# Spectroscopic investigations of the electrolytic $CO_{2}$ reduction

• Spektroskopische Untersuchungen der elektrolytischen $CO_{2}$ Reduktion

Jovanovic, Sven; Granwehr, Josef (Thesis advisor); Klankermayer, Jürgen (Thesis advisor)

Aachen : RWTH Aachen University (2021)
Dissertation / PhD Thesis

Dissertation, RWTH Aachen University, 2021

Abstract

The electrolytic reduction of CO2 in solution is recognized as an approach to combat anthropogenic driven global warming as it provides a method to produce CO2 neutral energy carriers. The product of the electrolysis reaction varies with the electrode metal where carbon monoxide is yielded at silver electrocatalysts. The study of the CO2 reduction reaction can be divided into investigations of the processes at the electrocatalyst surface and the processes in the electrolyte solution. This PhD thesis aims to contribute to both of these subjects. In the first part, a post test Raman study on the degradation mechanism of silver based gas diffusion electrodes (GDEs) was performed. No evidence for the deactivation of the catalyst by carbon deposition was found. Instead, it was shown that silver nanoparticles are formed, which enable surface enhanced Raman scattering (SERS). In the second part of the thesis an in operando NMR study of the electrolytic CO2 reduction in aqueous media was performed. First, an in operando electrolysis setup was developed compatible to high-field NMR spectrometers and liquid state probe heads. Interactions with the magnetic fields used in NMR were overcome by minimizing the amounts of metallic components and applying extensive shielding. In the second step an in operando electrolysis setup was employed to study the chemistry and processes in the aqueous bicarbonate electrolyte during electrolysis. It was found that the electrolyte exists as both, free ions and solvent-shared or solvent-separated ion pairs in solution.
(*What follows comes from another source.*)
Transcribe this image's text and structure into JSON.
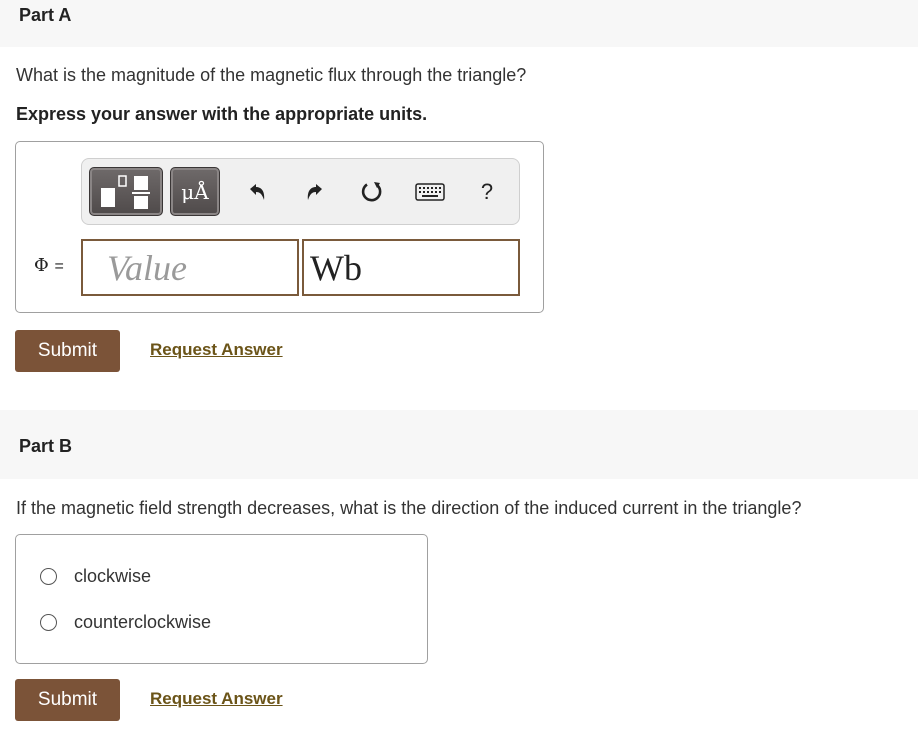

The exchange rate between both forms is impacted by the applied potential during electrolysis. The exchange between free ions and ion pairs affects the dynamic equilibrium between solvated CO2 and bicarbonate in solution which could provide an approach to resupply CO2 during the electrolysis reaction.